Published in Corporate Dossier, ET, March 08, 2013
I am CEO of a marketing company. I have always thought how do I establish ‘value’ for the Indian consumers. I mean the western books teach us all about the fundamentals; but how do I reach out to the uniqueness of the Indian mass? I am not looking at a formula but just a way to interpret the ‘value’ better.
The sage Narad once put Krishna on one pan of the weighing scale, and asked the wives of Krishna to place something heavier (more valuable) on the other side. Satyabhama put gold ornaments; it was not heavy enough. Rukmini put a tulsi leaf; it was heavier than Krishna. The tulsi leaf was a code for Rukmini’s love for Krishna. Thus the thought (love for Krishna) granted the thing (tulsi leaf) an intangible value. It transformed the commodity (tulsi leaf) into a brand (symbol of love for Krishna) and its value increased exponentially. But the value is known only to those who are familiar with the codes. To make people familiar with these codes is marketing.

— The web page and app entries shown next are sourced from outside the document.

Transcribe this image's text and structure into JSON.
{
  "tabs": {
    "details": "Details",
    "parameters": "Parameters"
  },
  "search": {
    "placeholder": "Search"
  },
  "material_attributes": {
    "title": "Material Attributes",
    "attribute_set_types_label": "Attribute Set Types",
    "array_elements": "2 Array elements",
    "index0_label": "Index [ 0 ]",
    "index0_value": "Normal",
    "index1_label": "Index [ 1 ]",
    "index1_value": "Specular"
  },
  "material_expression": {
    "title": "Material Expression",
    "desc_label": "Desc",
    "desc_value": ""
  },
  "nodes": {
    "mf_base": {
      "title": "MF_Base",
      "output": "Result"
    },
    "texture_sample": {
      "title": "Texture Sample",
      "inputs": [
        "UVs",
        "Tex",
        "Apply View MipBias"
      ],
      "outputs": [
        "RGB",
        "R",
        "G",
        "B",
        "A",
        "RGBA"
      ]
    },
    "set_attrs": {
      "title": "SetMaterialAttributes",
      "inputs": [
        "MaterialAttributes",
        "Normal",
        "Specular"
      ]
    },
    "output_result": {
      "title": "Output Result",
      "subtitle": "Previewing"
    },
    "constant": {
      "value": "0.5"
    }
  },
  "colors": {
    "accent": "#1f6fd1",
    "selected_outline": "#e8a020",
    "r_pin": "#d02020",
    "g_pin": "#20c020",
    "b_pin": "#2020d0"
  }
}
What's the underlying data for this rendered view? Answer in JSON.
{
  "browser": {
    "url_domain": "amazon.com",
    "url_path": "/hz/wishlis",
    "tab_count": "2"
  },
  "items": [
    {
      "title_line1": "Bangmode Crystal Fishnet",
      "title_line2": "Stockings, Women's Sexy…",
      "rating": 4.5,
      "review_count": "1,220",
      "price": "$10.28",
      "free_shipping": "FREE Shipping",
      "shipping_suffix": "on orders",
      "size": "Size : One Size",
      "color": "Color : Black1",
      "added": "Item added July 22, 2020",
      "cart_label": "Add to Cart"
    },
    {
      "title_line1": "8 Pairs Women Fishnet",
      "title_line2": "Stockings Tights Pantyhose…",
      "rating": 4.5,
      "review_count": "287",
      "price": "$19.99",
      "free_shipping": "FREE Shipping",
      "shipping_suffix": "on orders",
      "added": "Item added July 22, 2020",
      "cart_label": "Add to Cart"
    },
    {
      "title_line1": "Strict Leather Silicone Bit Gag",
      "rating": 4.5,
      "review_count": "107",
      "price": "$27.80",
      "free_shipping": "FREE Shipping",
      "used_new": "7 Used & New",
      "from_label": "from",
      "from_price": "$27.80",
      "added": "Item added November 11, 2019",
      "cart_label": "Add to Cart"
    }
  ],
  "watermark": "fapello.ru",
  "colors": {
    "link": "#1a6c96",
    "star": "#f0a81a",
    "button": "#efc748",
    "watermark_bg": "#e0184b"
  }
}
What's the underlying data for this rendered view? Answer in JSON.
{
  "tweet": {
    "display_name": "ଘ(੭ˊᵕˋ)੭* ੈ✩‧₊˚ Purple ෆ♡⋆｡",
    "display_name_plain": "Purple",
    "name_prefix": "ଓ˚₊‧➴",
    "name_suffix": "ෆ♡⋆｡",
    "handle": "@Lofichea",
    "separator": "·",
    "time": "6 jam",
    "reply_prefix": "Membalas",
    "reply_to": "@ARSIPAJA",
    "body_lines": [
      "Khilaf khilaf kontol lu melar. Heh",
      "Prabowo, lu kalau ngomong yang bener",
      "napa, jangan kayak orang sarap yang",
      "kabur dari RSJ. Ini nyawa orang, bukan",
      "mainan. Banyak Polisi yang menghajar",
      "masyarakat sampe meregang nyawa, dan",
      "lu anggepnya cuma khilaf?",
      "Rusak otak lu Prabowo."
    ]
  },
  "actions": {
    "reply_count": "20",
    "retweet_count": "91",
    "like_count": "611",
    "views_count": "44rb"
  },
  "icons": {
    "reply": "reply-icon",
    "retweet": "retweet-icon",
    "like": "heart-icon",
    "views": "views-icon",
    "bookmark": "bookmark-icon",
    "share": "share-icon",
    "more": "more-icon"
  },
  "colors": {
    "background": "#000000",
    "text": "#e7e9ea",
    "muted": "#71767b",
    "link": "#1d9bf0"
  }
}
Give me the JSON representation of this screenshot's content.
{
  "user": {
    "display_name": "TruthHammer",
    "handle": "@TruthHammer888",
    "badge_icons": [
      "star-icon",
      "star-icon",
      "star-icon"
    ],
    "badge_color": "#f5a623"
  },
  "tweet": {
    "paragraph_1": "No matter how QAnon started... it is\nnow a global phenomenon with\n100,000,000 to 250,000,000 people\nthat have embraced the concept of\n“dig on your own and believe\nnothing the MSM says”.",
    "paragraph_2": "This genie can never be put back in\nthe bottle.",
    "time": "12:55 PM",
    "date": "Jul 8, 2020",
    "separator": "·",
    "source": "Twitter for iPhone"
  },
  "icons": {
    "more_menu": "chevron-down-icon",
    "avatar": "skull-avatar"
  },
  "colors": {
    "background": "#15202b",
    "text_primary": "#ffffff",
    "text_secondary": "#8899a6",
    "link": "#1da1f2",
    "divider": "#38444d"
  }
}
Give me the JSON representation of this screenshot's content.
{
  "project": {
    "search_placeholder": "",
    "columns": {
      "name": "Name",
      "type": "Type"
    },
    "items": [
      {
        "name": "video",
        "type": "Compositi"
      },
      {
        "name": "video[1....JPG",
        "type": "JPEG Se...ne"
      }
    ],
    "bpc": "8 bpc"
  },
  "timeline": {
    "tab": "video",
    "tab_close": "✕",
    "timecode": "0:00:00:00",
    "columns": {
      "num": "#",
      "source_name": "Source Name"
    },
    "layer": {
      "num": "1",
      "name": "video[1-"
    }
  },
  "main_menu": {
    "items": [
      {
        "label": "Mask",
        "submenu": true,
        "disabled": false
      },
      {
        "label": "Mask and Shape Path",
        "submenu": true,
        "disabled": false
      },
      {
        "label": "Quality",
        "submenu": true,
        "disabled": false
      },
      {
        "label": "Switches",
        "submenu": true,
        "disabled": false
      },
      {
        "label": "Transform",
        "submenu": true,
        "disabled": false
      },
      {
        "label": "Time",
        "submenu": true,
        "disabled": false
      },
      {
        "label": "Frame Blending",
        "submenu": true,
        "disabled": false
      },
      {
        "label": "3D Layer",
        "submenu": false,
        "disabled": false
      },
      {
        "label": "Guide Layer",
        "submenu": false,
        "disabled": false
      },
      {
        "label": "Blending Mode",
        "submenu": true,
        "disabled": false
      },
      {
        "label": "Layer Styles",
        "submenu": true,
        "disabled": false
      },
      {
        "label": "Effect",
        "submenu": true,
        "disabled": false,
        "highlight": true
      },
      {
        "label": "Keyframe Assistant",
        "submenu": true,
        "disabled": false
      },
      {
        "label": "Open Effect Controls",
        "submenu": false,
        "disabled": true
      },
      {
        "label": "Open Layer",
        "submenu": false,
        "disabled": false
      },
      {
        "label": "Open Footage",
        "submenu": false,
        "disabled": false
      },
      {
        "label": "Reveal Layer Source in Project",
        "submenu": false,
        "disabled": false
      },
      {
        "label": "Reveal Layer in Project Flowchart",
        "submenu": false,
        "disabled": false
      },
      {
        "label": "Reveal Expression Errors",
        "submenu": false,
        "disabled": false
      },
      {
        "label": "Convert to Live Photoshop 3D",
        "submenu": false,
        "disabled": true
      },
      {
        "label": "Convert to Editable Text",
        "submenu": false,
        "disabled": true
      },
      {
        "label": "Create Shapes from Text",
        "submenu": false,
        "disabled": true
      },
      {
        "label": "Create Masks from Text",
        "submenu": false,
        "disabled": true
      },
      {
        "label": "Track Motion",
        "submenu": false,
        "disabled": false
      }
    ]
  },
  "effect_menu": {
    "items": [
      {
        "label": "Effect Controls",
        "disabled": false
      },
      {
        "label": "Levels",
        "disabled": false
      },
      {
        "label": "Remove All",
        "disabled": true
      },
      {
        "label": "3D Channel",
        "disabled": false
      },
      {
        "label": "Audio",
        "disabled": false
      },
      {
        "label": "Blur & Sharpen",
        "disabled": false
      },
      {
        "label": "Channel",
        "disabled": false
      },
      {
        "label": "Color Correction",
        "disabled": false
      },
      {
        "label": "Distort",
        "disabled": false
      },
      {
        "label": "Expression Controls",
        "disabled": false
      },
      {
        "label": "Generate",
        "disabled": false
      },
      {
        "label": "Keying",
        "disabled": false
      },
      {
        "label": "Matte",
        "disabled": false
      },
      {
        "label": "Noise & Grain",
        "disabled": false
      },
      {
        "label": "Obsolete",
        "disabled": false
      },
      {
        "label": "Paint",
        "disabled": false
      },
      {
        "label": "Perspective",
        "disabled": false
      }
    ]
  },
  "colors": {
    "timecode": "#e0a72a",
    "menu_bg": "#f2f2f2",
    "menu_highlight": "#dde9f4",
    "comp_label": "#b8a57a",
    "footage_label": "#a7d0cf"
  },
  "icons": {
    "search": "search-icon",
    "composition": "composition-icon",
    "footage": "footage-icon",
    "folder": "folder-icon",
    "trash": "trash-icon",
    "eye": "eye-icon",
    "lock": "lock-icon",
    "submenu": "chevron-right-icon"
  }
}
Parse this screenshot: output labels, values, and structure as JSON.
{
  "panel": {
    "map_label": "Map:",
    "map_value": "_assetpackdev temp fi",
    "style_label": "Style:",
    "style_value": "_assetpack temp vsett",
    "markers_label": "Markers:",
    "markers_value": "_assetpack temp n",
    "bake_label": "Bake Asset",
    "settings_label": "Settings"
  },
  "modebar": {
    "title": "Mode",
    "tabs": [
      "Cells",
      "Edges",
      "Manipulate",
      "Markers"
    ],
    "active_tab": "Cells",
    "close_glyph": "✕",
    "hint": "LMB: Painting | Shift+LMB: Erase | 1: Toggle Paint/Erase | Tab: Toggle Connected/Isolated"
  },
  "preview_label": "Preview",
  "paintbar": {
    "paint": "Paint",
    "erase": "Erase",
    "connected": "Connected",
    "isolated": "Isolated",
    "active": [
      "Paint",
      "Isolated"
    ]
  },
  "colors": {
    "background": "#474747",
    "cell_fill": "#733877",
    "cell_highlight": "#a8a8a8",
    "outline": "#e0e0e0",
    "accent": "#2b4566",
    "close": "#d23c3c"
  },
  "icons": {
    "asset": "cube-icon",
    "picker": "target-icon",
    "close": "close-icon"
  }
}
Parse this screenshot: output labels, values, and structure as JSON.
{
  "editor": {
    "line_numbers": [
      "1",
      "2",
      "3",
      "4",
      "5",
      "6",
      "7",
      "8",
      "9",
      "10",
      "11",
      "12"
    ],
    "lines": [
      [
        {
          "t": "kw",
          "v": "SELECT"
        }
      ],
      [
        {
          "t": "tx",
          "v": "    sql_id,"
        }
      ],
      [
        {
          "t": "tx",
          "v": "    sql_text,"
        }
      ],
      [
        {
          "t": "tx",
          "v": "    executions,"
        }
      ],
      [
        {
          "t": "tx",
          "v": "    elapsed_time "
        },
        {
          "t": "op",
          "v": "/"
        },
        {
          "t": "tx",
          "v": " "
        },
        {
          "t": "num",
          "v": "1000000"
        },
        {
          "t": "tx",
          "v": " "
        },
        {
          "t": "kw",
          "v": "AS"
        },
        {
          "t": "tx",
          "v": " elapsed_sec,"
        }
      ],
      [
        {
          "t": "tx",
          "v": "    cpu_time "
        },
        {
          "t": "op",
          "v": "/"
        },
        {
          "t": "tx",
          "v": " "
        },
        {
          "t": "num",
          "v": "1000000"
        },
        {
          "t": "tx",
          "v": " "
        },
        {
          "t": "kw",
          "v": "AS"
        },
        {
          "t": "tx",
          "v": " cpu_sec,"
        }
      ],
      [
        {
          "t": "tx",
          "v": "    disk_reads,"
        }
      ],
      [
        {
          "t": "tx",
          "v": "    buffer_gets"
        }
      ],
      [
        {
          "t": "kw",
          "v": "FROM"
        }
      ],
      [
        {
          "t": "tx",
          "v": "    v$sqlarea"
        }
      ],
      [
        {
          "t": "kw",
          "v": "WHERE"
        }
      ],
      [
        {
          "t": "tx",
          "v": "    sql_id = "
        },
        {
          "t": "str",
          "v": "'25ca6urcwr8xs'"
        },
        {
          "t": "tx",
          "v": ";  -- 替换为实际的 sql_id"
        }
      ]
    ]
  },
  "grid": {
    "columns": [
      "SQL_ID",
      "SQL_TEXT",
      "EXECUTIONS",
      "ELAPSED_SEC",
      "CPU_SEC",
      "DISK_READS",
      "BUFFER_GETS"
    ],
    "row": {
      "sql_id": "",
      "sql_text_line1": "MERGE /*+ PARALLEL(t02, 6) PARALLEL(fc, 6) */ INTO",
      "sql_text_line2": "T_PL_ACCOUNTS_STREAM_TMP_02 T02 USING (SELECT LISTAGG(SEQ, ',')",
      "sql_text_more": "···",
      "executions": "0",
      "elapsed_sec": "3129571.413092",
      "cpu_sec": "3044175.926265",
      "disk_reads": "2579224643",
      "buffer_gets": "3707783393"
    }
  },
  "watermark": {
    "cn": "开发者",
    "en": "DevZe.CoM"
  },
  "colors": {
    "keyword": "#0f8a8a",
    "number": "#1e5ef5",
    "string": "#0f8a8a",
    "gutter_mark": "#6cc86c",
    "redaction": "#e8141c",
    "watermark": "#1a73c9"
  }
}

Marketeers embed thought into things. This thought is bhog (food) that consumers seek to satisfy bhook (hunger). Marketing is about increasing existing hunger or igniting new forms of hunger. To reach out to any consumer, we need to understand human hunger and its triggers. This is complex as the hunger is not physical: it is psychological.
Human hunger is fuelled by fear (bhaya). Fear of invalidation and insignificance. We yearn to feel significant, that we matter. Hence we crave for power and identity. And we gather this power and identity through things in which marketeers have embedded thoughts, using advertising. Thus we buy clothes, that cost nothing to make, at ridiculous prices: we are not buying a thing, we are buying a thought. The brand’s value resides in our head.
What is the hunger of the Indian consumer? It is difficult to answer the question as India is extremely diverse. We need to identify the consumer to identify the hunger and to do that we need to understand the product you are selling. Since you have not clarified that identification of the audience, their hunger becomes difficult. There is no generic ‘Indian’ customer for all products.
Stories we consume are a good indicator of consumer hunger. It is noticed that Hollywood films tell stories with a clear plot, usually an adventure with a grand finale. Bollywood films do not care so much for stories as much as they do for a string of moments and a larger than life character (Rajnikant). You can classify Hollywood films as comedy, or drama or action or sci fi. You can never classify a Bollywood film: it is action, drama, romance, horror and sci-fi, all at once.
It is noticed that films of the 1950s, in the Nehru era, spoke of the plight of the farmer at the hand of moneylenders, films like Mother India and Do Bhiga Zameen. In the 1970s, in the Indira era, films spoke of smugglers and angry young men, with films like Deewar and Zanzeer. In the 21st century, we have films where there are no smugglers, and no poverty, and no vamps doing cabaret: we have heroes displaying their bodies and heroines doing item numbers confidently.
Different types of hungers demand different types of food hence create different types of markets.